The Qualities of the Vajra Crown:


The Vajra Crown, or Black Crown, of the Karmapas is replete with profound and symbolic meaning. The shape and ornamentation of the crown display the enlightened qualities of the Karmapas. For a closer look at some of the most significant aspects of the Vajra Crown, a description of its symbolism might be useful.


The Symbolism:


1. The Unchanging Dharmata: The Color of the Vajra Crown is dark blue, representing the unchanging nature of reality, dharmata, of all phenomena. The realization of enlightenment is also unchanging, like space, and that basic space is represented here by the dark blue color.


2.The Three Kayas: the Three Points of the Vajra Crown, one in the middle, and two at the sides, represent the spontaneous presence of the three kaya buddhahood: 1. dharmakaya, 2. sambhogakaya and 3. nirmanakaya. (see 1 in image)
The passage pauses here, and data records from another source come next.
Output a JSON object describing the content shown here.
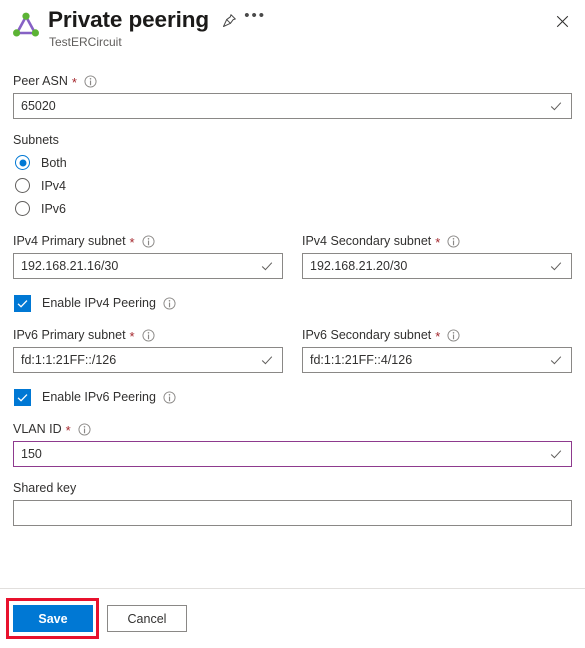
{
  "header": {
    "title": "Private peering",
    "subtitle": "TestERCircuit",
    "resource_icon": "expressroute-circuit-icon",
    "pin_label": "Pin",
    "more_label": "More",
    "close_label": "Close"
  },
  "form": {
    "peer_asn": {
      "label": "Peer ASN",
      "required_mark": "*",
      "value": "65020",
      "info": "info-icon",
      "validated": true
    },
    "subnets": {
      "label": "Subnets",
      "selected": "Both",
      "options": [
        {
          "label": "Both",
          "selected": true
        },
        {
          "label": "IPv4",
          "selected": false
        },
        {
          "label": "IPv6",
          "selected": false
        }
      ]
    },
    "ipv4_primary": {
      "label": "IPv4 Primary subnet",
      "required_mark": "*",
      "value": "192.168.21.16/30"
    },
    "ipv4_secondary": {
      "label": "IPv4 Secondary subnet",
      "required_mark": "*",
      "value": "192.168.21.20/30"
    },
    "enable_ipv4": {
      "label": "Enable IPv4 Peering",
      "checked": true
    },
    "ipv6_primary": {
      "label": "IPv6 Primary subnet",
      "required_mark": "*",
      "value": "fd:1:1:21FF::/126"
    },
    "ipv6_secondary": {
      "label": "IPv6 Secondary subnet",
      "required_mark": "*",
      "value": "fd:1:1:21FF::4/126"
    },
    "enable_ipv6": {
      "label": "Enable IPv6 Peering",
      "checked": true
    },
    "vlan_id": {
      "label": "VLAN ID",
      "required_mark": "*",
      "value": "150",
      "focused": true
    },
    "shared_key": {
      "label": "Shared key",
      "value": "",
      "placeholder": ""
    }
  },
  "footer": {
    "save_label": "Save",
    "cancel_label": "Cancel"
  },
  "colors": {
    "accent": "#0078d4",
    "required": "#a4262c",
    "focus_border": "#8e3a8e",
    "annotation": "#e8112d",
    "icon_purple": "#8661c5",
    "icon_green": "#5cb335"
  }
}
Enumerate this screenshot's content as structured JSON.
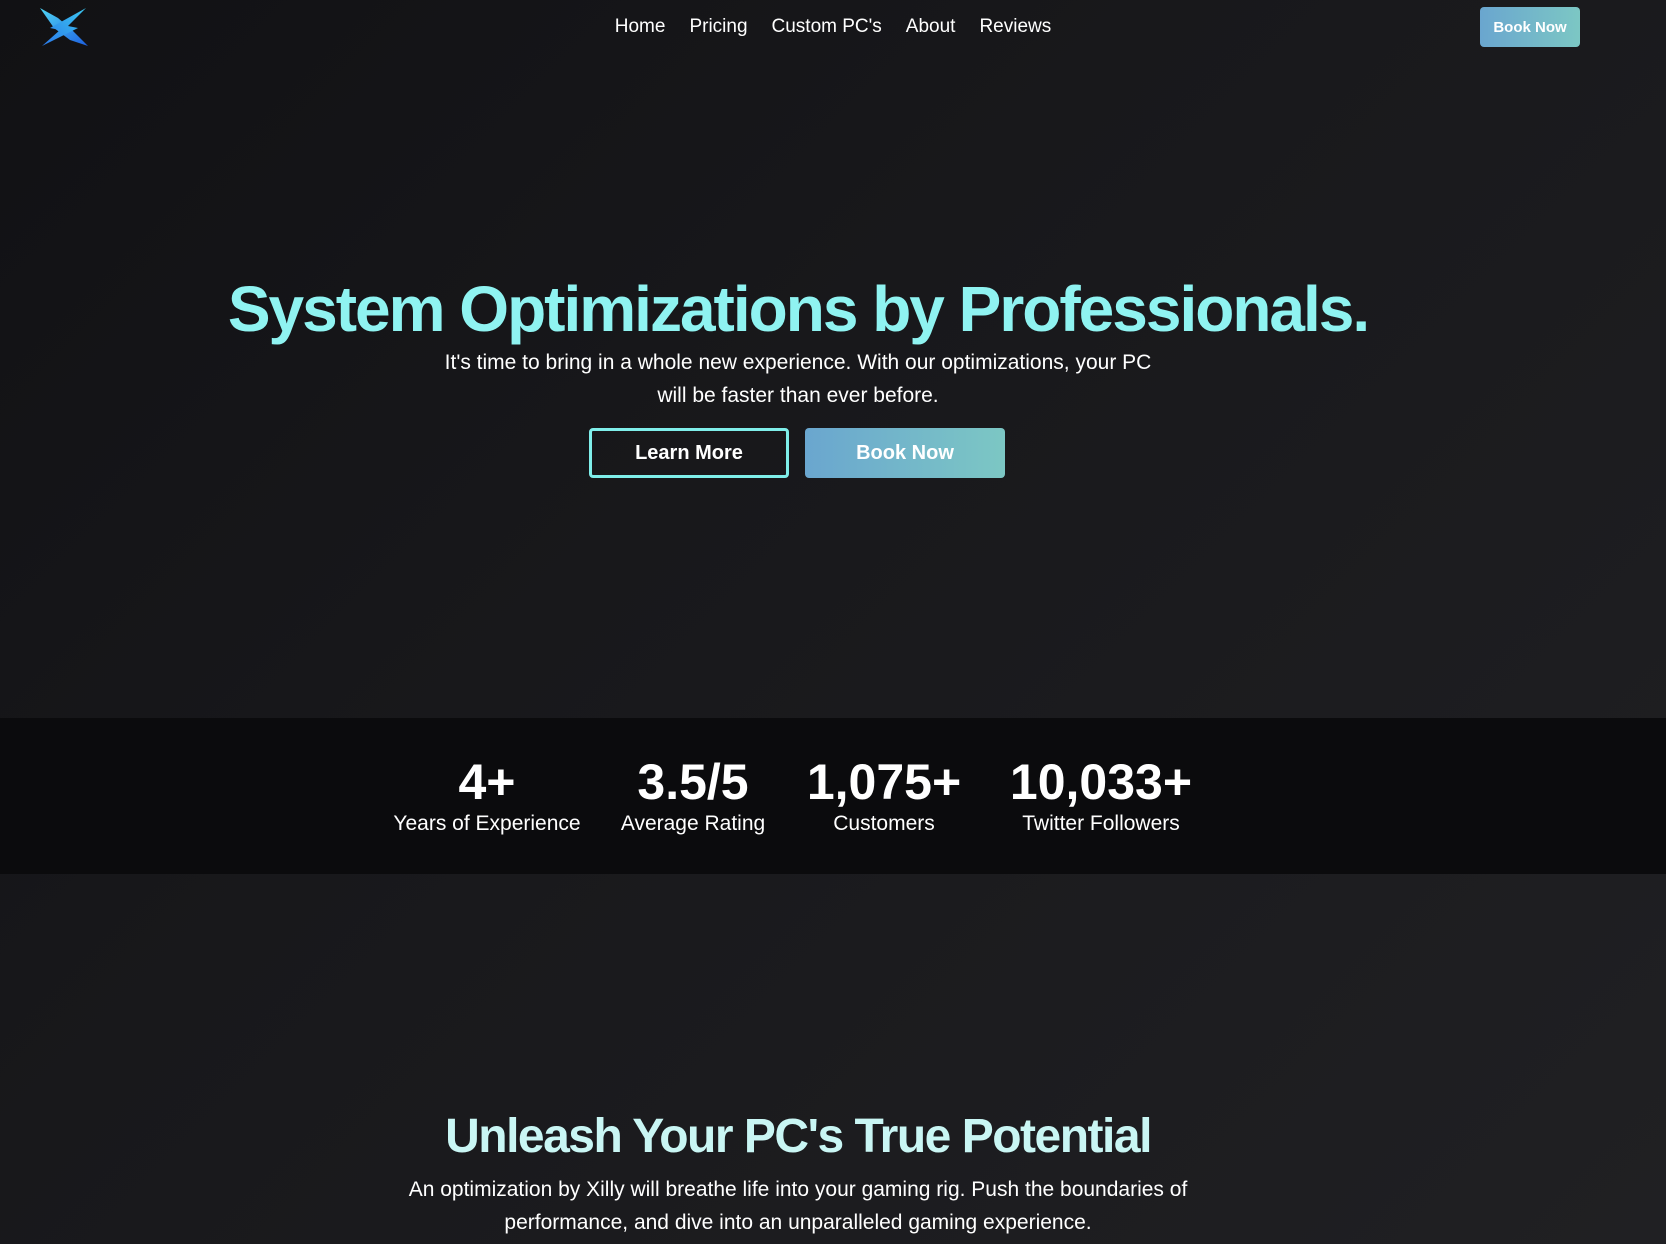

3. The Lord of the Mandala: the Top Ornament of the Vajra Crown represents the pinnacle of wisdom and the Lord of the Mandala in the Vajrayana teachings. It also represents the unobstructed play of the buddha wisdom. (see 2 in image image)


4. The Two Wisdoms of the Buddha: the Sun and the Moon, made from precious jewels, ornament the crown's center-top section representing the two wisdoms of the buddha: 1) the wisdom of seeing things as they are and 2) the wisdom of seeing the extent of things, which is obtained through the achievement of the dharmakaya buddhahood. (see 3 image)


5. The Buddha Activities: the Cloud Ornaments decorate the left and right side of the crown with beautiful clouds, representing the immeasurable and unbiased rain of wisdom and compassion, which is the activities of the buddhas and tenth level bodhisattvas, in benefitting all sentient beings. The tenth bhumi of the bodhisattva path is also called the "cloud of dharma." (see 4 in image)


6. The Four Enlightened Activities: the Crossed Vajra or Dorje Gyatram ornately beautifies the front of the crown, containing five different colors of precious gems, representing the five colors of the buddha families. The prongs of the vajra represent the four enlightened activities of pacifying, enriching, magnetizing and destroying. (see 5 in image)


7. The Four Immeasurables: the Base, made up of the four-cornered quadrilateral area forming the square or v-shaped base for the crossed-vajra ornament, represents the four immeasurables:


loving-kindness;

compassion;

joy;

equanimity towards all sentient beings.

This is how His Holiness leads beings through the path to the fruition of complete awakening. (see 6 in image)



Source

Wikipedia:The Black Crown